** EXERCISE INSTRUCTIONS **
Would you filter these records and copy every line that has the word "icon"?

** SUPPLIED RECORDS **
-------

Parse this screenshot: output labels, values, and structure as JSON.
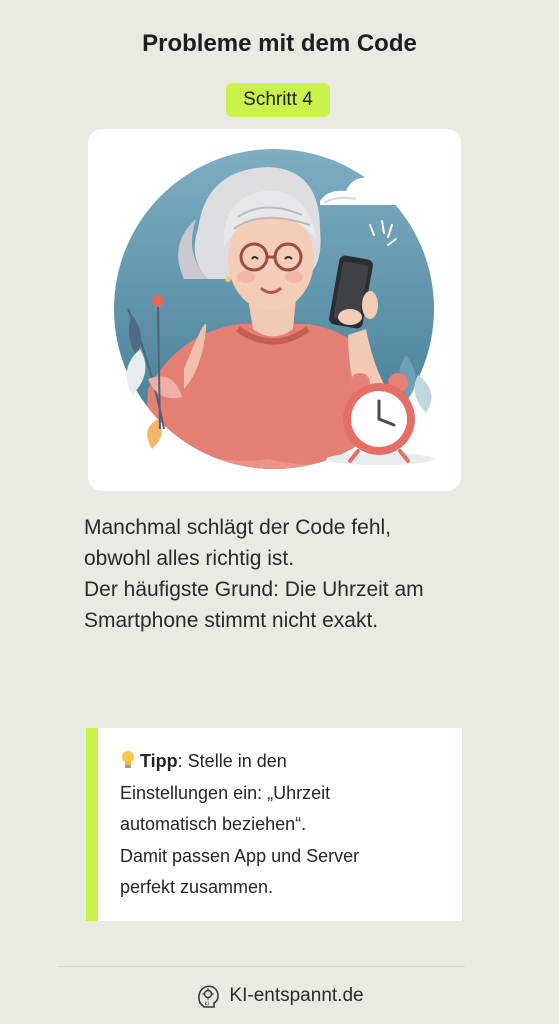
{
  "header": {
    "title": "Probleme mit dem Code",
    "step_badge": "Schritt 4"
  },
  "main": {
    "paragraph_lines": [
      "Manchmal schlägt der Code fehl,",
      "obwohl alles richtig ist.",
      "Der häufigste Grund: Die Uhrzeit am",
      "Smartphone stimmt nicht exakt."
    ]
  },
  "tip": {
    "icon": "lightbulb-icon",
    "label": "Tipp",
    "text_lines": [
      ": Stelle in den",
      "Einstellungen ein: „Uhrzeit",
      "automatisch beziehen“.",
      "Damit passen App und Server",
      "perfekt zusammen."
    ]
  },
  "footer": {
    "logo_text": "KI",
    "site": "KI-entspannt.de"
  },
  "colors": {
    "background": "#e9ebe2",
    "accent": "#c9f24a",
    "card": "#ffffff"
  }
}
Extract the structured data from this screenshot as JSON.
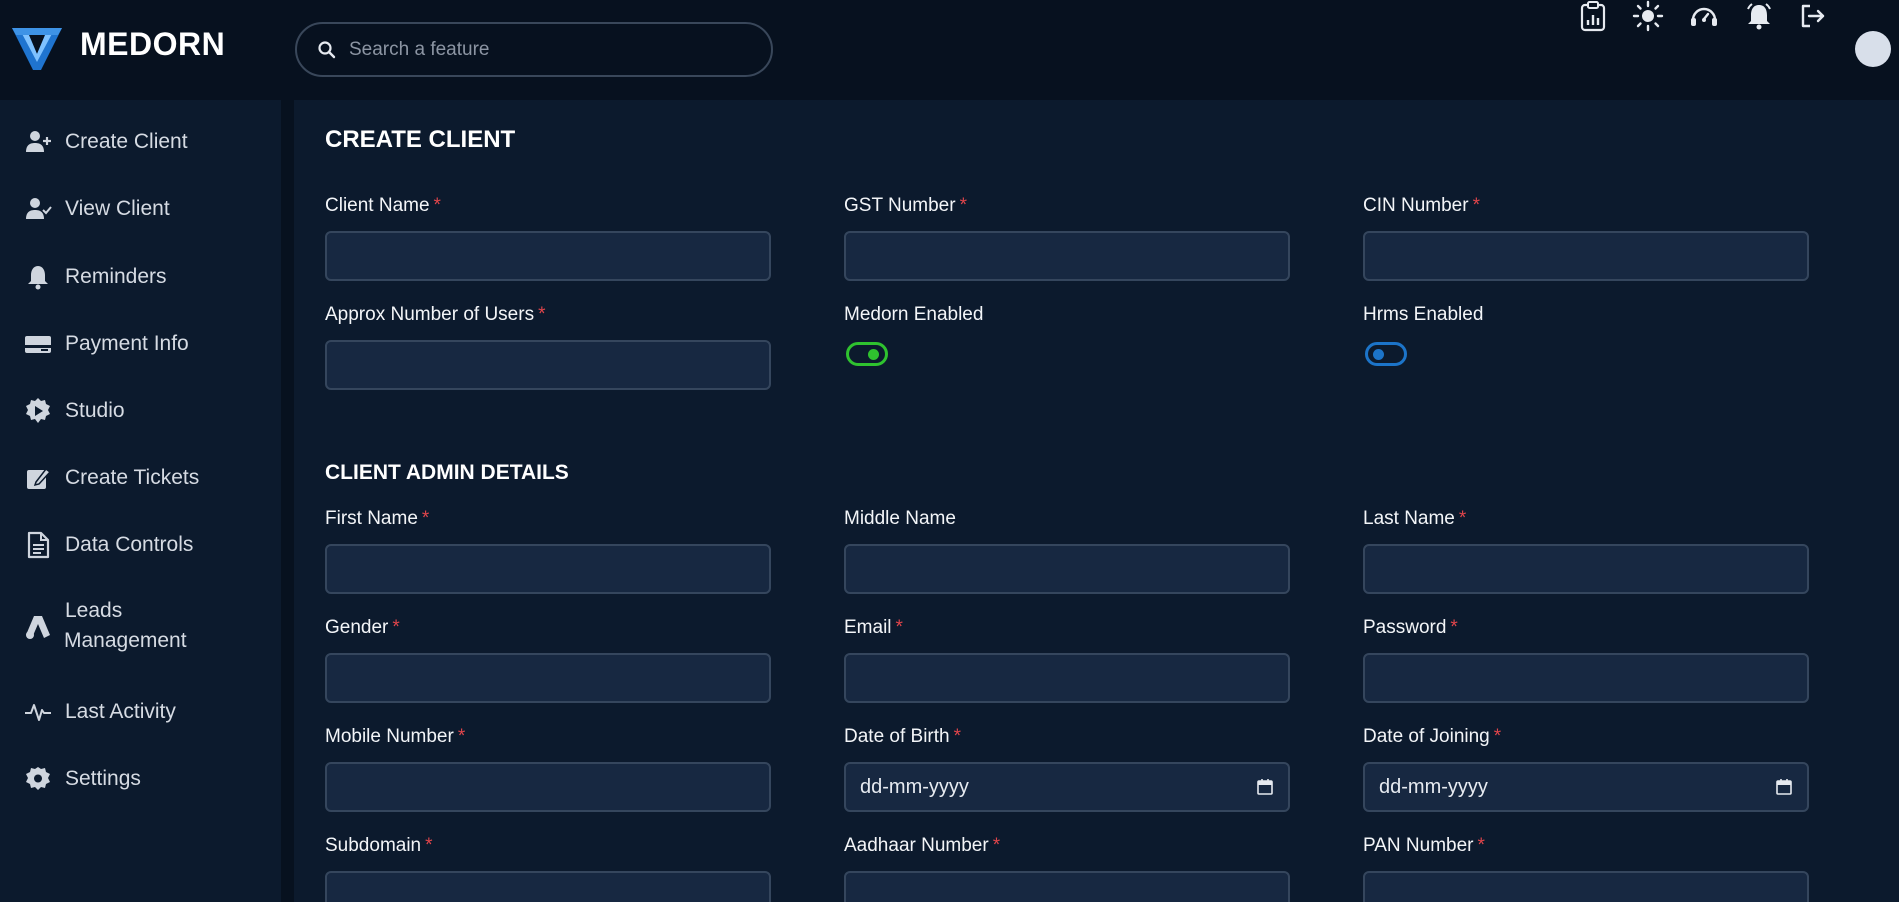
{
  "header": {
    "brand": "MEDORN",
    "search_placeholder": "Search a feature"
  },
  "sidebar": {
    "items": [
      {
        "label": "Create Client",
        "icon": "user-plus-icon"
      },
      {
        "label": "View Client",
        "icon": "user-check-icon"
      },
      {
        "label": "Reminders",
        "icon": "bell-icon"
      },
      {
        "label": "Payment Info",
        "icon": "credit-card-icon"
      },
      {
        "label": "Studio",
        "icon": "gear-puzzle-icon"
      },
      {
        "label": "Create Tickets",
        "icon": "edit-icon"
      },
      {
        "label": "Data Controls",
        "icon": "document-icon"
      },
      {
        "label": "Leads",
        "label2": "Management",
        "icon": "leads-icon"
      },
      {
        "label": "Last Activity",
        "icon": "activity-icon"
      },
      {
        "label": "Settings",
        "icon": "settings-icon"
      }
    ]
  },
  "form": {
    "title": "CREATE CLIENT",
    "admin_title": "CLIENT ADMIN DETAILS",
    "required_mark": "*",
    "client_name": "Client Name",
    "gst_number": "GST Number",
    "cin_number": "CIN Number",
    "approx_users": "Approx Number of Users",
    "medorn_enabled": "Medorn Enabled",
    "hrms_enabled": "Hrms Enabled",
    "first_name": "First Name",
    "middle_name": "Middle Name",
    "last_name": "Last Name",
    "gender": "Gender",
    "email": "Email",
    "password": "Password",
    "mobile_number": "Mobile Number",
    "date_of_birth": "Date of Birth",
    "date_of_joining": "Date of Joining",
    "date_placeholder": "dd-mm-yyyy",
    "subdomain": "Subdomain",
    "aadhaar_number": "Aadhaar Number",
    "pan_number": "PAN Number"
  },
  "toggles": {
    "medorn_on": true,
    "hrms_on": false,
    "medorn_color": "#2fc22f",
    "hrms_color": "#1c74c9"
  },
  "colors": {
    "required": "#e0454b",
    "background": "#07111f",
    "panel": "#0c1a2d",
    "input": "#172841"
  }
}
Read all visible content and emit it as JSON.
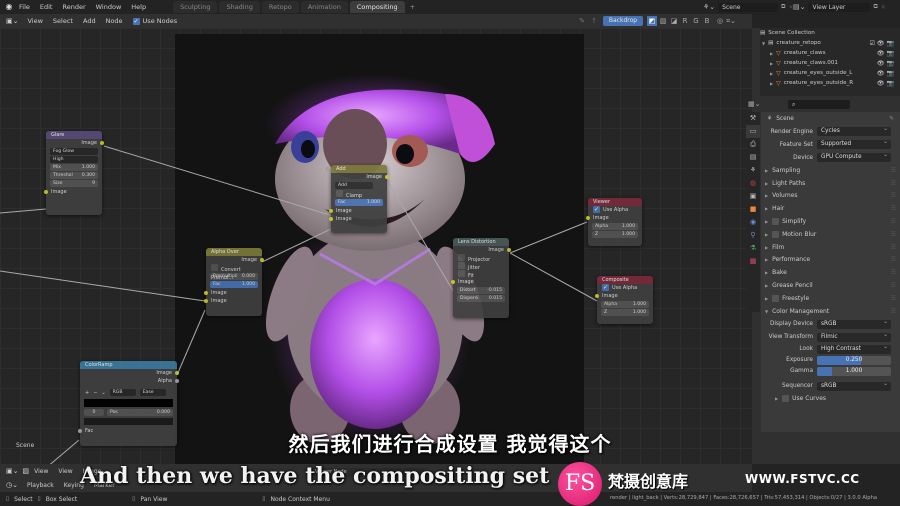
{
  "topbar": {
    "menu": [
      "File",
      "Edit",
      "Render",
      "Window",
      "Help"
    ],
    "workspaces": [
      {
        "label": "Sculpting",
        "active": false
      },
      {
        "label": "Shading",
        "active": false
      },
      {
        "label": "Retopo",
        "active": false
      },
      {
        "label": "Animation",
        "active": false
      },
      {
        "label": "Compositing",
        "active": true
      }
    ],
    "add_workspace": "+",
    "scene": "Scene",
    "view_layer": "View Layer"
  },
  "node_header": {
    "menu": [
      "View",
      "Select",
      "Add",
      "Node"
    ],
    "use_nodes_label": "Use Nodes",
    "use_nodes_checked": true,
    "backdrop_label": "Backdrop",
    "channels": [
      "R",
      "G",
      "B"
    ]
  },
  "nodes": {
    "glare": {
      "title": "Glare",
      "output": "Image",
      "type": "Fog Glow",
      "quality": "High",
      "mix_label": "Mix",
      "mix": "1.000",
      "threshold_label": "Threshol",
      "threshold": "0.300",
      "size_label": "Size",
      "size": "9",
      "input": "Image"
    },
    "add": {
      "title": "Add",
      "output": "Image",
      "blend": "Add",
      "clamp_label": "Clamp",
      "fac_label": "Fac",
      "fac": "1.000",
      "inputs": [
        "Image",
        "Image"
      ]
    },
    "alpha_over": {
      "title": "Alpha Over",
      "output": "Image",
      "convert_label": "Convert Premul...",
      "premul_label": "Premultipli",
      "premul": "0.000",
      "fac_label": "Fac",
      "fac": "1.000",
      "inputs": [
        "Image",
        "Image"
      ]
    },
    "lens_distortion": {
      "title": "Lens Distortion",
      "output": "Image",
      "options": [
        "Projector",
        "Jitter",
        "Fit"
      ],
      "input": "Image",
      "distort_label": "Distort",
      "distort": "-0.015",
      "dispersion_label": "Dispersi",
      "dispersion": "0.015"
    },
    "viewer": {
      "title": "Viewer",
      "use_alpha_label": "Use Alpha",
      "input": "Image",
      "alpha_label": "Alpha",
      "alpha": "1.000",
      "z_label": "Z",
      "z": "1.000"
    },
    "composite": {
      "title": "Composite",
      "use_alpha_label": "Use Alpha",
      "input": "Image",
      "alpha_label": "Alpha",
      "alpha": "1.000",
      "z_label": "Z",
      "z": "1.000"
    },
    "colorramp": {
      "title": "ColorRamp",
      "outputs": [
        "Image",
        "Alpha"
      ],
      "mode": "RGB",
      "interp": "Ease",
      "index": "0",
      "pos_label": "Pos",
      "pos": "0.000",
      "input": "Fac"
    },
    "scene_label": "Scene"
  },
  "outliner": {
    "root": "Scene Collection",
    "collection": "creature_retopo",
    "items": [
      "creature_claws",
      "creature_claws.001",
      "creature_eyes_outside_L",
      "creature_eyes_outside_R"
    ]
  },
  "properties": {
    "context": "Scene",
    "render_engine_label": "Render Engine",
    "render_engine": "Cycles",
    "feature_set_label": "Feature Set",
    "feature_set": "Supported",
    "device_label": "Device",
    "device": "GPU Compute",
    "panels": [
      {
        "label": "Sampling",
        "checkbox": false
      },
      {
        "label": "Light Paths",
        "checkbox": false
      },
      {
        "label": "Volumes",
        "checkbox": false
      },
      {
        "label": "Hair",
        "checkbox": false
      },
      {
        "label": "Simplify",
        "checkbox": true
      },
      {
        "label": "Motion Blur",
        "checkbox": true
      },
      {
        "label": "Film",
        "checkbox": false
      },
      {
        "label": "Performance",
        "checkbox": false
      },
      {
        "label": "Bake",
        "checkbox": false
      },
      {
        "label": "Grease Pencil",
        "checkbox": false
      },
      {
        "label": "Freestyle",
        "checkbox": true
      }
    ],
    "color_management": {
      "label": "Color Management",
      "display_device_label": "Display Device",
      "display_device": "sRGB",
      "view_transform_label": "View Transform",
      "view_transform": "Filmic",
      "look_label": "Look",
      "look": "High Contrast",
      "exposure_label": "Exposure",
      "exposure": "0.250",
      "exposure_fill": 0.6,
      "gamma_label": "Gamma",
      "gamma": "1.000",
      "gamma_fill": 0.2,
      "sequencer_label": "Sequencer",
      "sequencer": "sRGB",
      "use_curves_label": "Use Curves"
    }
  },
  "bottom": {
    "row1": [
      "View",
      "View",
      "Image"
    ],
    "row2": [
      "Playback",
      "Keying",
      "Marker"
    ],
    "viewer_node": "Viewer Node",
    "status": [
      "Select",
      "Box Select",
      "Pan View",
      "Node Context Menu"
    ],
    "stats": "render | light_back | Verts:28,729,847 | Faces:28,726,657 | Tris:57,453,314 | Objects:0/27 | 3.0.0 Alpha"
  },
  "subtitles": {
    "chinese": "然后我们进行合成设置 我觉得这个",
    "english": "And then we have the compositing set"
  },
  "watermark": {
    "logo": "FS",
    "name": "梵摄创意库",
    "url": "WWW.FSTVC.CC"
  }
}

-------

** OUTPUT FOR THIS EXERCISE **
    "icon": "lightbulb-icon",
        "icon": "user-plus-icon"
        "icon": "user-check-icon"
        "icon": "bell-icon"
        "icon": "credit-card-icon"
        "icon": "gear-puzzle-icon"
        "icon": "edit-icon"
        "icon": "document-icon"
        "icon": "leads-icon"
        "icon": "activity-icon"
        "icon": "settings-icon"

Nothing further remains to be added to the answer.